BEGIN Records supplied
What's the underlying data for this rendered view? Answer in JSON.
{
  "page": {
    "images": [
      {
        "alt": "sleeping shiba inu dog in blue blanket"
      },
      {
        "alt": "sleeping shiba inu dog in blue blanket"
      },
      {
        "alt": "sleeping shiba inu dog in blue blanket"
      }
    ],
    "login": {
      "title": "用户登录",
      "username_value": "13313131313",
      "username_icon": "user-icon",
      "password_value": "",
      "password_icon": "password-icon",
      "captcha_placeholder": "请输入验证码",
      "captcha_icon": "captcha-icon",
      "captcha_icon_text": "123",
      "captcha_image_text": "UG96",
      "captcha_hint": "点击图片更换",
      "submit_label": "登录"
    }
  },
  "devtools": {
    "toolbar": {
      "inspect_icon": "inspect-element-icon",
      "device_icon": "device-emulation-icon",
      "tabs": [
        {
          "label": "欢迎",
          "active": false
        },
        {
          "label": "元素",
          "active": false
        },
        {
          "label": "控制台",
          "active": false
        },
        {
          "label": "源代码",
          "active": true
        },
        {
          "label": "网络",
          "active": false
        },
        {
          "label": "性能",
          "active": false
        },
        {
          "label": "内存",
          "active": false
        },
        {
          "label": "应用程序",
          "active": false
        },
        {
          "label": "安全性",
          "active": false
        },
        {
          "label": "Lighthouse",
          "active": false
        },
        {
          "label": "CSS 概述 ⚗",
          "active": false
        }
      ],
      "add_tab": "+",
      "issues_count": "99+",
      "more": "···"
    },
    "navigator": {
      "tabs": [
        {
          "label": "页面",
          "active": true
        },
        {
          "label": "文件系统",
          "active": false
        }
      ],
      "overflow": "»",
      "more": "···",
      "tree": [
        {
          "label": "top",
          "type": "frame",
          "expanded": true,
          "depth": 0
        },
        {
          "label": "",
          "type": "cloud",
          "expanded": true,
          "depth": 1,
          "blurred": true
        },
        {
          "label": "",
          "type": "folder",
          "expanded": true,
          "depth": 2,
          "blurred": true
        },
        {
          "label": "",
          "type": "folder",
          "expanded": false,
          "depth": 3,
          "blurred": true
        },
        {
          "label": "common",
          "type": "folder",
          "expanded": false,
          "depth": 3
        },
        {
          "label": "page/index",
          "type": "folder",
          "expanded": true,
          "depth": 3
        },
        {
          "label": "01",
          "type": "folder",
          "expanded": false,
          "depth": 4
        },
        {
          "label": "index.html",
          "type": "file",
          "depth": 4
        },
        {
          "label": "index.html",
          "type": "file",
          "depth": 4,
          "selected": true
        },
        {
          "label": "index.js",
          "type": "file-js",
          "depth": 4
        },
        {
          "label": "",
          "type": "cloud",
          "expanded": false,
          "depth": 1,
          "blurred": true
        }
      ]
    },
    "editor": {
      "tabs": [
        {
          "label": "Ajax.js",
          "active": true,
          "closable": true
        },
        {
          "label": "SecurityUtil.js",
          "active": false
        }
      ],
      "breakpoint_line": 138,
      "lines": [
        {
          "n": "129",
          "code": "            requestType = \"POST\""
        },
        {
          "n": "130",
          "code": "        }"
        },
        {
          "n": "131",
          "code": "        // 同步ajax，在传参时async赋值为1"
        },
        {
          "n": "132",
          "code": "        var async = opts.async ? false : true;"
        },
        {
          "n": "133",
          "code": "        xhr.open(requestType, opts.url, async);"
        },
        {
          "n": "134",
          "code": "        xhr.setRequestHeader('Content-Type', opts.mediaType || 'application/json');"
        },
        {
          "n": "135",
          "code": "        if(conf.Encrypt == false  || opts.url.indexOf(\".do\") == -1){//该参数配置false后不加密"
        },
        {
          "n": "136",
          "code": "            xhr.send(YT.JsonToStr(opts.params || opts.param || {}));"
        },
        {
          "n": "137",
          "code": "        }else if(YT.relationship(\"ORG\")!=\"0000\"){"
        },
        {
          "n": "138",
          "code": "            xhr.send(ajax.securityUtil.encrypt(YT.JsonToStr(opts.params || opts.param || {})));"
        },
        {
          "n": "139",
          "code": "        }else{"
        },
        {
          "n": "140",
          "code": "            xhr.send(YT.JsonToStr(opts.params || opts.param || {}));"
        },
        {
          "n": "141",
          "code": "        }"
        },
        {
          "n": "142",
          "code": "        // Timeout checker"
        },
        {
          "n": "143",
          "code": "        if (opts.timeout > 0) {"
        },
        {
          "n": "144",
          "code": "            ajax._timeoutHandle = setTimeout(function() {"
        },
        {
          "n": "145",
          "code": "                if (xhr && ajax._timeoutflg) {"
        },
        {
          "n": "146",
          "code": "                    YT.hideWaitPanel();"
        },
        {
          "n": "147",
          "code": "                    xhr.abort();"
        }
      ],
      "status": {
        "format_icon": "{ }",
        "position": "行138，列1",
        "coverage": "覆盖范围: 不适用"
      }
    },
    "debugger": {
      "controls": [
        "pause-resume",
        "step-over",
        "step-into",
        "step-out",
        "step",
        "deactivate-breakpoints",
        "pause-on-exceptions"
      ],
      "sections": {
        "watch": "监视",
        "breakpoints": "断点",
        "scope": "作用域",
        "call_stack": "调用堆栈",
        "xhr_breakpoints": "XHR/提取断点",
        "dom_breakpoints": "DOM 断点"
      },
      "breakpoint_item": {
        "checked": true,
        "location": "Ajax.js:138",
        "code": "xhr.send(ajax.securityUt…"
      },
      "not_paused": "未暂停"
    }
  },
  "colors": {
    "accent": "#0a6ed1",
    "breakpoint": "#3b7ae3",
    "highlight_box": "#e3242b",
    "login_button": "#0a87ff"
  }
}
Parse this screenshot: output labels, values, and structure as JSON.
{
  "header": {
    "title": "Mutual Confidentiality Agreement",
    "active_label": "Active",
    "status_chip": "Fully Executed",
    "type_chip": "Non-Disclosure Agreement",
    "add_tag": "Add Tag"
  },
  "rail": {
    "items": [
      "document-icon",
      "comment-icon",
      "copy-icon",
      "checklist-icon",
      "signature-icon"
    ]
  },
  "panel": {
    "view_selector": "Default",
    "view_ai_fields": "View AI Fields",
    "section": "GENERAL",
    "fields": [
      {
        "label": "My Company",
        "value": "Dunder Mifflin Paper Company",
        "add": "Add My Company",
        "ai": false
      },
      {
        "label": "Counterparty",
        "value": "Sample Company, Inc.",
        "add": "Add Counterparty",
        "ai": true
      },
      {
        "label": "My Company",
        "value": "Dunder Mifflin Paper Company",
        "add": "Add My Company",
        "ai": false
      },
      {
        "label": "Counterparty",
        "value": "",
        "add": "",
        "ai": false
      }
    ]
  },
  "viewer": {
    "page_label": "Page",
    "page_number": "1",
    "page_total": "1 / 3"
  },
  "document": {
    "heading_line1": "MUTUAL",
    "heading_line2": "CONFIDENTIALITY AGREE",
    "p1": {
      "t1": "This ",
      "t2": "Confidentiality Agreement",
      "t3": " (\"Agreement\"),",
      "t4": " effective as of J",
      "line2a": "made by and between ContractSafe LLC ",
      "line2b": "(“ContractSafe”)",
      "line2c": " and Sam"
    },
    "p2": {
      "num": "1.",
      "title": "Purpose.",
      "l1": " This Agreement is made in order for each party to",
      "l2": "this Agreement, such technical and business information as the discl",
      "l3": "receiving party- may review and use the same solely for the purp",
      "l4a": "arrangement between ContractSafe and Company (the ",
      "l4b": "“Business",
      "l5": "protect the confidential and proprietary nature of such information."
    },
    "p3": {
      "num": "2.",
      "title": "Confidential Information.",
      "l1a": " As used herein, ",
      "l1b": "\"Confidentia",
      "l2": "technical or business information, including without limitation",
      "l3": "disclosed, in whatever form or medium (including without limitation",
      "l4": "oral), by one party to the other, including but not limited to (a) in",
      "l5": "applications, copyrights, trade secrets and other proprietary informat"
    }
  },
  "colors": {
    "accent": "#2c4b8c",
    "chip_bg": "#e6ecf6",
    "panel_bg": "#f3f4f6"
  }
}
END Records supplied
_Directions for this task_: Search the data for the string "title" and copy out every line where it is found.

_Problem solution_:
      "title": "用户登录",
    "title": "Mutual Confidentiality Agreement",
      "title": "Purpose.",
      "title": "Confidential Information.",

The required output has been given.